Author: Adam Spriggs
When looking at eligible expenditure for R&D Tax claims there is one category that often strikes initial confusion – EPW’s. EPW stands for Externally Provided Workers, which still doesn’t shed too much light on what they are as it’s a phrase that doesn’t exist outside the world of R&D Tax. Whilst you can infer what it covers, the existence of a separate cost category – subcontractors – begs the question why it’s needed; and if you utilise external labour which one are they?
R&D Tax regimes exist around the world, however we are the only country that has two external worker/contractor categories. Some differentiate between domestic and foreign subcontractors and might restrict foreign based subcontractors, Canada for instance restricts foreign subcontractor costs to 10%. However, the UK schemes differentiate based on how you work with external labour.

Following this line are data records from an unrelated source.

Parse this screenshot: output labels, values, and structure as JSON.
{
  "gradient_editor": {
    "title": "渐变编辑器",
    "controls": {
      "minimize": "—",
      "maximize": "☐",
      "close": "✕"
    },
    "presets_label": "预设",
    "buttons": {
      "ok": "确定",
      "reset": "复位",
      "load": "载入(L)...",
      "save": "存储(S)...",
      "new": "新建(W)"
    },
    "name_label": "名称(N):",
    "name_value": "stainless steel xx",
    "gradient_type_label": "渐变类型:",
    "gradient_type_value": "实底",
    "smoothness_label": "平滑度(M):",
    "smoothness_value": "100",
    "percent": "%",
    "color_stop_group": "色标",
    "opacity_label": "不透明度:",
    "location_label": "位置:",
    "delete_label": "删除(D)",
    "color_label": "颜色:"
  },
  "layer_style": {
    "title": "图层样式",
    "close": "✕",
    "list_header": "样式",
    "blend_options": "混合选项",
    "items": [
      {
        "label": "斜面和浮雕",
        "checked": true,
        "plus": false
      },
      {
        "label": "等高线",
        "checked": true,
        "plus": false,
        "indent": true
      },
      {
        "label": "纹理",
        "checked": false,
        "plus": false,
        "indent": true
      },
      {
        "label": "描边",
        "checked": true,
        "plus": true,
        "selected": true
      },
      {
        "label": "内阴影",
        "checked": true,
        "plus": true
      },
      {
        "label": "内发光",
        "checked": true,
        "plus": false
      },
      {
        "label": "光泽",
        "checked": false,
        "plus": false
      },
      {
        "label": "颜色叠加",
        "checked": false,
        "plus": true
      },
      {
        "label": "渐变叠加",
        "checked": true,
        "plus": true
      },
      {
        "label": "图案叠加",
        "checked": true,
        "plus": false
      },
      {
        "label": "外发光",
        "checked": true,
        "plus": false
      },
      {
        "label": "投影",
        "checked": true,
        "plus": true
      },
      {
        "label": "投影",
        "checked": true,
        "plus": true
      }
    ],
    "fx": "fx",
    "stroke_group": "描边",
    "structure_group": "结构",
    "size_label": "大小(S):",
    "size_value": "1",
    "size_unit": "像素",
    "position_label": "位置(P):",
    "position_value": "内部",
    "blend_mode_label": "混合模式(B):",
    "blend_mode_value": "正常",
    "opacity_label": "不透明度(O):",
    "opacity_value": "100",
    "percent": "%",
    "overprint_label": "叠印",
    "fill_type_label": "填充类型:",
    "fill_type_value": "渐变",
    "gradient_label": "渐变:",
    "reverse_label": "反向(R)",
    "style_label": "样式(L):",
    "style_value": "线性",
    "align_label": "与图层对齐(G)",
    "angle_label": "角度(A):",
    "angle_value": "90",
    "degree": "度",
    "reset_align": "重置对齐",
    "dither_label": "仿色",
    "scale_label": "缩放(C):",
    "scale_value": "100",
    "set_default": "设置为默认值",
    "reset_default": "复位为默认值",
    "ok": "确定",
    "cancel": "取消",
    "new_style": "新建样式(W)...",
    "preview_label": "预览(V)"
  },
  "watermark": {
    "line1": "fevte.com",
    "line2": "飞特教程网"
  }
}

What is an EPW?
An Externally Provider Worker is an individual who works under your ‘supervision, direction and control’ on your R&D project. An EPW cannot be a company as it specifically covers individual workers and there must also be a minimum tri-partite relationship ie an intermediary labour provider or that individual’s personal service company. An EPW also cannot be an employee or a director of the claiming company, to deter the structuring of certain commercial arrangements.
Some key pointers that might indicate a working relationship is an EPW one include:
– Contract is a for a set period of time or on a Time and Materials (T&M) basis.
– The engagement references specific people rather than a deliverable.
– Generally paid on a hourly or daily basis and if any additional, or remedial, work was required you would cover those costs.
Example 1: ABC Ltd wishes to engage the services of John Smith for a period of 3 months to aid with their project. They sign a contract with John’s company, John Smith Ltd, to provide ABC Ltd with John’s time.
Example 2: A construction company needs 20 additional workers to help them deliver a job within a time frame and so go through a labour provider to provide the labour. They will all report to employees of the company.
What is a subcontractor?
Unlike EPW’s, a subcontractor can be a company, an individual or a partnership, and you don’t need to supervise their day to day activities; as a result the engagement is generally task driven. Indicators that a subcontractor relationship may exist rather than an EPW one include:
– Contract is for a deliverable and normally for a fixed cost.
– Any remedial work required is normally at a cost to the subcontractor.
– The subcontractor is responsible for how the work is carried out.
Example 1: ABC Ltd engage an external agency to test the nutritional properties of fitness meals being developed. The external agency would be a subcontractor assisting with ABC’s R&D project.
Example 2: A construction company who engages with a specialist piling company to complete the piling on a building project before the rest of the construction can continue.
Whether external costs are categorised as EPWs or subcontractors, both are restricted to 65% of the total costs. The rationale behind this is to strip out a profit margin that would be factored into the cost charged by an external company, so that only a perceived ‘true cost’ of the work undertaken is claimed; and a 35% profit margin was what HMRC settled on. Companies are however able to avoid this restriction if the labour has been provided by a connected party and the actual costs are claimed. In all cases, an apportionment to represent the level of involvement in the R&D activity will still be required.
Example: ABC Ltd owns DEF Ltd. DEF Ltd is undertaking an R&D project and ABC Ltd has provided its employees to assist on the project for 6 months and DEF Ltd has covered the salaries and other associated costs of those workers through an intercompany recharge. These workers would be classed as connected party EPW’s and wont be subject to the 65% restriction.
There are two regimes in the UK, the SME and the RDEC schemes. Under the SME scheme, companies can claim EPWs and subcontractors. However, those claiming under RDEC are only able to claim EPWs and certain subcontractors – qualifying bodies (universities), individuals and partnerships where all members are an individual. Due to this restriction, in nearly all cases this effectively means companies claiming under RDEC are unable to claim subcontractors.
Whilst it is important that costs are accurately analysed and claimed under the correct cost category, whether a cost is claimed as an EPW or subcontractor has no real impact on the claim value for SMEs. However, for those failing to meet the SME requirements or have received some form of subsidy or grant that means they must claim under RDEC, its important to understand the working relationship so that costs can be correctly classified.